▶ Action item
Show me each line of the listing below where the word "voor" appears.

▶ Exercise inputs
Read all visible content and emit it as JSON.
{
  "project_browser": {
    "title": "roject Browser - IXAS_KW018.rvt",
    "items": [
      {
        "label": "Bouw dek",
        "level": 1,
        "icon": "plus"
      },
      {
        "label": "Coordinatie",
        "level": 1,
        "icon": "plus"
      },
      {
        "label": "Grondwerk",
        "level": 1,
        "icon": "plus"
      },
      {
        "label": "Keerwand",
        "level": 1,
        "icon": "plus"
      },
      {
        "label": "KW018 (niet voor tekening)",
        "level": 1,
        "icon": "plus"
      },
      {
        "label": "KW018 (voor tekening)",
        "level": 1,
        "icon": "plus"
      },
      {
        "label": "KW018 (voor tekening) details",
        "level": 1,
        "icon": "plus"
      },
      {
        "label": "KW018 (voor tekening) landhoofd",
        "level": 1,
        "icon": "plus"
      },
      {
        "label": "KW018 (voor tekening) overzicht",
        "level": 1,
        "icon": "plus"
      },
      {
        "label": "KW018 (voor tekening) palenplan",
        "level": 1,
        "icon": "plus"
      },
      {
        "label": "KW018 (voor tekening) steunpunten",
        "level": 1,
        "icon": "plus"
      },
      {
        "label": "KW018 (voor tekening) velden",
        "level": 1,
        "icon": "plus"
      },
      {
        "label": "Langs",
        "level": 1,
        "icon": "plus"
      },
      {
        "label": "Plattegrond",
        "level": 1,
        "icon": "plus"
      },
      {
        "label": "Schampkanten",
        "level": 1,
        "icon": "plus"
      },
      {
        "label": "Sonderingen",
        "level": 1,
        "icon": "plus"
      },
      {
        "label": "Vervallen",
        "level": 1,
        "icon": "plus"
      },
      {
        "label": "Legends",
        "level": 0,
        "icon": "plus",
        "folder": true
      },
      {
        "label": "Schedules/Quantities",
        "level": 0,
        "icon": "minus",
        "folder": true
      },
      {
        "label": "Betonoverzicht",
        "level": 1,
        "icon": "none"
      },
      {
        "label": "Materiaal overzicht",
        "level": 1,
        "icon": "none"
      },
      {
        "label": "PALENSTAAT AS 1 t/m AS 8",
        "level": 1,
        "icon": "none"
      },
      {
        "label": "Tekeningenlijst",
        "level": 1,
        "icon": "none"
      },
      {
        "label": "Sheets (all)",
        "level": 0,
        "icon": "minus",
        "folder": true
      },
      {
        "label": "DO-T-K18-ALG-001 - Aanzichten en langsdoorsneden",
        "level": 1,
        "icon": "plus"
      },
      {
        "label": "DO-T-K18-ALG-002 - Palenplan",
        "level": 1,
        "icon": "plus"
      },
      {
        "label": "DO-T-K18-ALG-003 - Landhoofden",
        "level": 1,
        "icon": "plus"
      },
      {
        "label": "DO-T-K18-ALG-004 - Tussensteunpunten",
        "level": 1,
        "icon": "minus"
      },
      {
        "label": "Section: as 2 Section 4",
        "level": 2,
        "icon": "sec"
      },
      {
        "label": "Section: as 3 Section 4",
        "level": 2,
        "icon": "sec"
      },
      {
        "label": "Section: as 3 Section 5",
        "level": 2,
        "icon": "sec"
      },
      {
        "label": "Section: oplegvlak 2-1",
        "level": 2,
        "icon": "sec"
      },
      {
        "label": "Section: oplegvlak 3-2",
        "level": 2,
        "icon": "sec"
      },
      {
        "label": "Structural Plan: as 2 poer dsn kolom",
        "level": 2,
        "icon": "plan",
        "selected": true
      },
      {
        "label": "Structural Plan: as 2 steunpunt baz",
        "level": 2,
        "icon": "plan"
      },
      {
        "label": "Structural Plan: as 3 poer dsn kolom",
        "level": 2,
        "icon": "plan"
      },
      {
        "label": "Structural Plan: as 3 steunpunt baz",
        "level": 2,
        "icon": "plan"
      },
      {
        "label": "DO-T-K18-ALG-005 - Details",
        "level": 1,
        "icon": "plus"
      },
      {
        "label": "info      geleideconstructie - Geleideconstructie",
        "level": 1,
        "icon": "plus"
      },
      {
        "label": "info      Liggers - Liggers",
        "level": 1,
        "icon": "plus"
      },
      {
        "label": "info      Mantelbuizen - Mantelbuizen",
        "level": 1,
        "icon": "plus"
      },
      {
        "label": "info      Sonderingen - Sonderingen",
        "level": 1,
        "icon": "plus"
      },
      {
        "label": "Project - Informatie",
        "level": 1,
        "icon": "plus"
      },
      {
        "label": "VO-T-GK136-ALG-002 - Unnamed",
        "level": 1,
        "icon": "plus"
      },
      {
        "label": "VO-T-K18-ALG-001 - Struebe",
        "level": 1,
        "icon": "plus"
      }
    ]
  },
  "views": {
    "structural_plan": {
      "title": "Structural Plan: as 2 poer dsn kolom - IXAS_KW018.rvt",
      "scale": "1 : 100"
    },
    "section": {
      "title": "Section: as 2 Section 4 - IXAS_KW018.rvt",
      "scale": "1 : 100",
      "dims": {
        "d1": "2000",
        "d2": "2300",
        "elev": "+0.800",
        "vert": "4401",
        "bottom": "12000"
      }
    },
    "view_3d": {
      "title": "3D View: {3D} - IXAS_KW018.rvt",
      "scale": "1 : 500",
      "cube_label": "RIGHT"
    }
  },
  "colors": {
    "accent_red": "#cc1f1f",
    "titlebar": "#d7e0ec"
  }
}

▶ Completed task
        "label": "KW018 (niet voor tekening)",
        "label": "KW018 (voor tekening)",
        "label": "KW018 (voor tekening) details",
        "label": "KW018 (voor tekening) landhoofd",
        "label": "KW018 (voor tekening) overzicht",
        "label": "KW018 (voor tekening) palenplan",
        "label": "KW018 (voor tekening) steunpunten",
        "label": "KW018 (voor tekening) velden",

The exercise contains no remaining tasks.